Care Coordination Model (CCM) Draft Principles
1. A CCM must provide or contract for all Medicaid long term care services in the benefit package. CCM will be at risk for the services in the benefit package and rates will be risk adjusted to reflect the population served.
The CCM benefit package includes both community-based and institutional Medicaid covered long term care services and makes consumer directed personal assistance services available for eligible individuals. The CCM is responsible for assessing the need for, arranging and paying for all Medicaid long term care services.
The CCM will receive a periodic payment to cover the services in the benefit package to promote the appropriate, efficient and effective use of services for which it is responsible. Payment to the CCM will be based on the functional impairment level and acuity of its members. Risk factors could include functional status, cognitive status, diagnoses, demographics or other measures found to be correlated to increased cost of services. CCM rates should be actuarially sound and sufficient to support provision of covered long term care services and care coordination and efficient administration. Payments shall incentivize community-based services.
2. A CCM must include a person-centered care management function that is targeted to the needs of the enrolled population.
Every individual must have a care manager or care management team that is responsible for person-centered assessment and reassessment, care plan development and implementation, care plan monitoring, service adjustment, safe discharge and transition planning, and problem solving. The care management function should address the varying needs of the population, and should encompass high-touch/low-touch as indicated by the needs of the member and informal supports/caregivers.
3. A CCM must be involved in care management of other services for which it is not at risk.
Transition to fully integrated models of care which include all Medicare and Medicaid services is the goal of NYS over the next three to five years. As an interim approach, the CCM must engage in coordinating care with primary and acute care services and other services not in the CCM service package to promote continuity of care and improve outcomes.
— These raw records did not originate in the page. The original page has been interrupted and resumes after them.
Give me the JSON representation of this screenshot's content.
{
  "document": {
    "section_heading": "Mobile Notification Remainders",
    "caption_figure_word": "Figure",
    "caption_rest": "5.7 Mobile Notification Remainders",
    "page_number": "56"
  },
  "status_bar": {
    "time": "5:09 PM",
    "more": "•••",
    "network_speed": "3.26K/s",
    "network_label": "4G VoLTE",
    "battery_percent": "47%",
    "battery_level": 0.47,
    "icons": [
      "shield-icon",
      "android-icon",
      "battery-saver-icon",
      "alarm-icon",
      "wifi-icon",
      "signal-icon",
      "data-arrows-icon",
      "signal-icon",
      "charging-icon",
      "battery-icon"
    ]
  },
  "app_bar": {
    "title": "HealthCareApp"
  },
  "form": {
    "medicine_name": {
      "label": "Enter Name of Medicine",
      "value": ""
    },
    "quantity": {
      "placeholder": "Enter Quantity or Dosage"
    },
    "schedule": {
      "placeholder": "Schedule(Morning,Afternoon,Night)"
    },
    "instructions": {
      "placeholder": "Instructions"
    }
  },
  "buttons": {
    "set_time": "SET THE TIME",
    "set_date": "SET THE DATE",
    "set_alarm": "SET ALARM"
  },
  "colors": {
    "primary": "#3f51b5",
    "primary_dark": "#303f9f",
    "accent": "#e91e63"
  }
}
4. CCM care management must fully involve the individual and informal supports in the development and execution of the care plan.
Eliciting the goals and preferences of individuals and their informal supports is a critical component of person-centered care plan development and is essential to promoting quality of life. All individuals and, where appropriate, an individual's representative, shall be given the opportunity to participate in decisions about the type and quantity of service to be provided.
5. Care coordination is a core CCM function. For benefit package services, CCM members will have a choice of providers.
A CCM must have adequate capacity to assure that individualized care coordination is provided to all members. Members should be able to select among several providers of each benefit package service. CCMs should have a network that takes into account the cultural and linguistic needs of the population to be enrolled. However, there are geographic differences in the availability of service providers and CCMs should not be prevented from operating when market forces (lack of availability or unwillingness to contract) preclude a CCM from offering choice or, perhaps in some instances, a particular service. Members must have the ability to receive services from an out-of-network provider if no provider is available in-network that can adequately meet the needs of the member.
6. A CCM will use a standardized assessment tool to drive care plan development.
CCMs should use the same standardized assessment tool as other long term care entities (the UAS-NY when available) to be used for initial assessments, scheduled reassessments and other reassessments resulting from a change in condition.
7. A CCM will provide services in the most integrated setting appropriate to the needs of qualified individuals with disabilities.
Consistent with the federal Olmstead decision, CCM care planning should provide benefit package services in the most integrated setting appropriate to the needs of members, engage the members in decision-making, address quality of life, and actively support consumer preferences and decisions in order to improve consumer satisfaction.
8. A CCM will be evaluated to determine the extent to which it has achieved anticipated goals and outcomes and to drive quality improvement and payment.
CCMs will submit data to the State, which will be made available publicly, to compare and evaluate entities on an ongoing basis, determine the success of individual CCMs, and create transparency about CCM service delivery. Data will include, but not be limited to: financial reports, provider networks, consumer satisfaction, grievances and appeals, assessment data, care outcomes and encounter data, and disenrollment data. The CCM will use its own data and information to develop and conduct quality improvement projects. The Department will track experience of CCMs in relation to quality and costs.
9. A CCM will provide effective consumer protections for members.
Members must be entitled to and be informed of their rights as members of the CCM. This includes the right to make complaints about the care and services provided, to have requests for services addressed in a timely way and to appeal decisions by the CCM. Members shall have the right to disenroll from the CCM and join another provider of service consistent with CCM requirements. CCM must have clear criteria for involuntary disenrollment and members must be informed about them and the attendant appeals and grievance rights.
10. A CCM will be able to serve specified population(s).
Some populations have unique needs that can be best addressed by an entity that is skilled in the assessment, care plan development, service networks and monitoring of that group or to address specific medical conditions or illnesses. A CCM shall develop and use its expertise to serve specific populations.
11. Mandatory enrollment into Managed Long Term Care Plans and other Care Coordination Models will not begin until there is adequate capacity and choice for consumers in a county.
There should be an organized transition process that provides for continuity of care as individuals transition from other programs. Consumers and caregivers should be provided with appropriate materials educating them about their choices and have the opportunity to have questions answered before enrollment.